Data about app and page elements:
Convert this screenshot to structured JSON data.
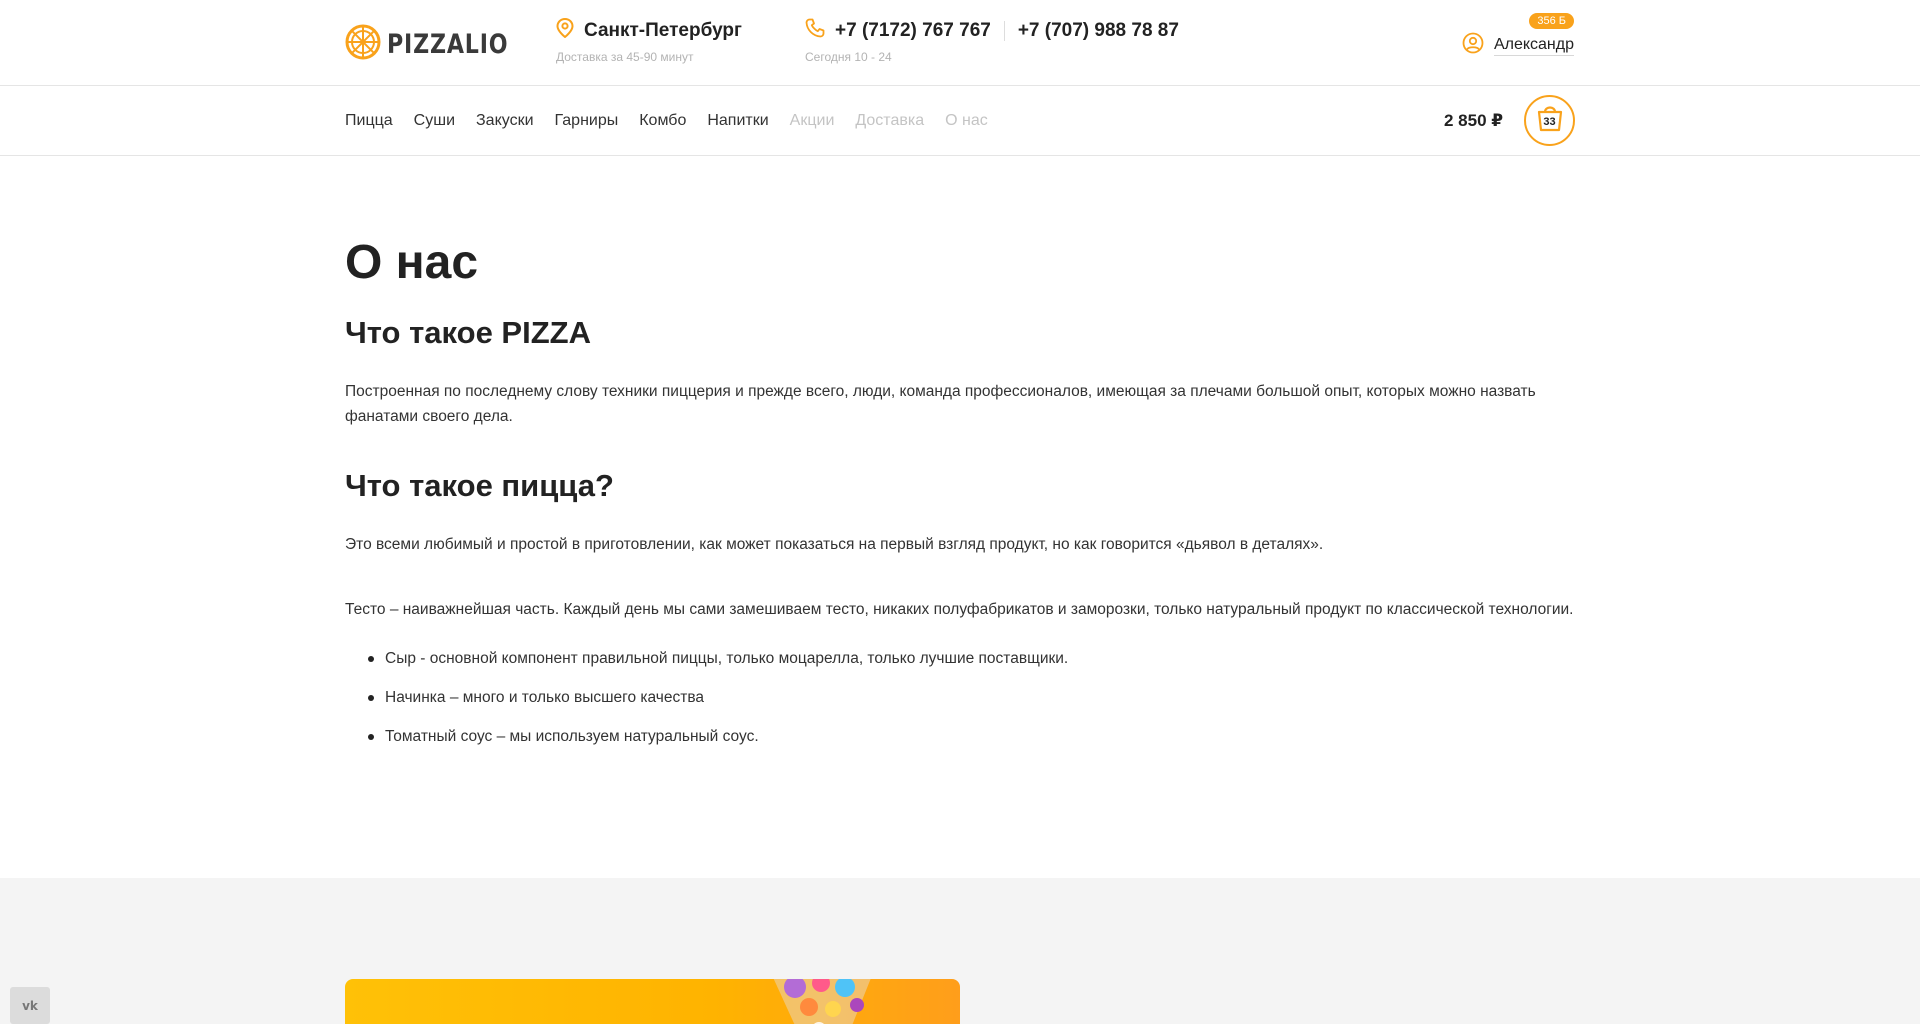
{
  "header": {
    "logo_text": "PIZZALIO",
    "city": "Санкт-Петербург",
    "delivery_note": "Доставка за 45-90 минут",
    "phones": [
      "+7 (7172) 767 767",
      "+7 (707) 988 78 87"
    ],
    "hours_note": "Сегодня 10 - 24",
    "user_name": "Александр",
    "bonus_badge": "356 Б"
  },
  "nav": {
    "items": [
      {
        "label": "Пицца"
      },
      {
        "label": "Суши"
      },
      {
        "label": "Закуски"
      },
      {
        "label": "Гарниры"
      },
      {
        "label": "Комбо"
      },
      {
        "label": "Напитки"
      },
      {
        "label": "Акции"
      },
      {
        "label": "Доставка"
      },
      {
        "label": "О нас"
      }
    ],
    "cart_total": "2 850 ₽",
    "cart_count": "33"
  },
  "content": {
    "page_title": "О нас",
    "section1_title": "Что такое PIZZA",
    "section1_text": "Построенная по последнему слову техники пиццерия и прежде всего, люди, команда профессионалов, имеющая за плечами большой опыт, которых можно назвать фанатами своего дела.",
    "section2_title": "Что такое пицца?",
    "section2_text": "Это всеми любимый и простой в приготовлении, как может показаться на первый взгляд продукт, но как говорится «дьявол в деталях».",
    "dough_text": "Тесто – наиважнейшая часть. Каждый день мы сами замешиваем тесто, никаких полуфабрикатов и заморозки, только натуральный продукт по классической технологии.",
    "list": [
      "Сыр - основной компонент правильной пиццы, только моцарелла, только лучшие поставщики.",
      "Начинка – много и только высшего качества",
      "Томатный соус – мы используем натуральный соус."
    ]
  },
  "social": {
    "vk_label": "vk"
  },
  "colors": {
    "accent": "#f9a21b",
    "text": "#222222",
    "muted": "#c4c4c4",
    "footer_bg": "#f4f4f4"
  },
  "icons": {
    "logo": "pizza-slice-icon",
    "city": "location-pin-icon",
    "phone": "phone-icon",
    "user": "user-circle-icon",
    "cart": "shopping-bag-icon",
    "social": "vk-icon"
  }
}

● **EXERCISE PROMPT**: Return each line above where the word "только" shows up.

● **ANSWER SECTION**:
    "dough_text": "Тесто – наиважнейшая часть. Каждый день мы сами замешиваем тесто, никаких полуфабрикатов и заморозки, только натуральный продукт по классической технологии.",
      "Сыр - основной компонент правильной пиццы, только моцарелла, только лучшие поставщики.",
      "Начинка – много и только высшего качества",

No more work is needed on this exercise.